On Old Scars, New Wounds, songs such as first single “M.I.A.” (“Mis-Information Age”) and “Broken Dialect” tackle the tech-savvy times, the perpetuation of “fake news” in the media and our increasing reliance on glowing screens as self-serving contrivances. “We can no longer blindly trust the source of facts that determine our view,” Broderick says about “M.I.A.,” while “Broken Dialect” conveys the idea that “people can no longer hold a conversation with each other where their views differ, instead turning to sources that only support the view they want to hold on to.”

“We can no longer blindly trust the source of facts that determine our view.”

“I don’t think there are any technologies that are a detriment to our society,” Broderick clarifies. “It’s how and why we use them that are the potential problems. As for the internet, in my mind, it is one of the best technologies in terms of getting information to people that otherwise wouldn’t be able to access it. At the same time, people use it as a propaganda machine with no accountability to the truth, so the question should always be what is the source of your information and what is [its] credibility.”

The second track previewed from Old Scars, New Wounds, “Overexposure,” is about “not selling out and maintaining convictions about your art,” relays Broderick. The metal anthem against betraying one’s principles is crucial to Broderick and Drover, who left Megadeth together in 2014 to follow their own muse. While Act Of Defiance use their previous band experience to augment their synergistic approach, Broderick asserts that the band will stay true to its roots while admitting the gray area involved in the act of “selling out.”

“Act Of Defiance would never conceive a song around the idea of its popularity.”

“I believe the line is very blurred,” he says. “For me, selling out would be compromising one’s art in the hopes of monetary gain or fame. For Act Of Defiance, we would never conceive or try to engineer a song around the idea of its popularity. That doesn’t mean that I wouldn’t ask my friends or other trusted musicians what they thought of a chorus or another aspect of a song, but we would never worry about chasing something that is counter to our art.”

AOD’s new music combines all of these on-point  touchstones with visceral, relatable conviction, imbuing such lofty admonishments with a personal air of connection. After all, the album’s pointed title, Old Scars, New Wounds, speaks to one’s private flaws as well as the wide-ranging challenges facing humanity.

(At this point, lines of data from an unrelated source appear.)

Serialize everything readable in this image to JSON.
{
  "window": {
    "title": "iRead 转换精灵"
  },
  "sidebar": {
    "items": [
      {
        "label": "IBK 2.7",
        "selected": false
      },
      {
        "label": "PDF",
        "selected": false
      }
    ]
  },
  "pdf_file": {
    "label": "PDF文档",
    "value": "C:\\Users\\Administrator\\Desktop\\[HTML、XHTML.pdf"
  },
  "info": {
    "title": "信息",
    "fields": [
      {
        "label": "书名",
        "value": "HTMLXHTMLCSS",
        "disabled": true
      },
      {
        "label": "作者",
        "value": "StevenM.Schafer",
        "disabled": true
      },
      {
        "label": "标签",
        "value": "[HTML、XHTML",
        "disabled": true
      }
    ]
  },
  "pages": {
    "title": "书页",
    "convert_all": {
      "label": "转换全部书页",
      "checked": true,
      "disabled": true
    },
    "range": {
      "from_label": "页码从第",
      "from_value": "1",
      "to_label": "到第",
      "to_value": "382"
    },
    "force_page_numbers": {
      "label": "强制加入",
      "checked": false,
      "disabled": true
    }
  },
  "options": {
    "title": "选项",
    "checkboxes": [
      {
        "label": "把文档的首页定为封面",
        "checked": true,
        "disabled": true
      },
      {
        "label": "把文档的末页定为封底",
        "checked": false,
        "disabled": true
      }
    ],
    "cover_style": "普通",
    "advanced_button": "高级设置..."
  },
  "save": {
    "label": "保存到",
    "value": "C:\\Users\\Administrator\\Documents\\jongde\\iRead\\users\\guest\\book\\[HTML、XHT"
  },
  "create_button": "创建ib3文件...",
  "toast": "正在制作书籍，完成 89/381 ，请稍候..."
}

“I have always liked titles that can be all of these things—figurative or literal, personal or universal,” says Broderick. “When I think of it figuratively, I think about life in general and how it can always be a struggle, but you keep going. I can also apply my personal struggles as much as I can look at humanity’s struggles to infer meaning from Old Scars, New Wounds. Overall, I just thought the title is very appropriate for where Act Of Defiance is at.”

Old Scars, New Wounds is out this Friday, Sept. 29. Pre-order the album here.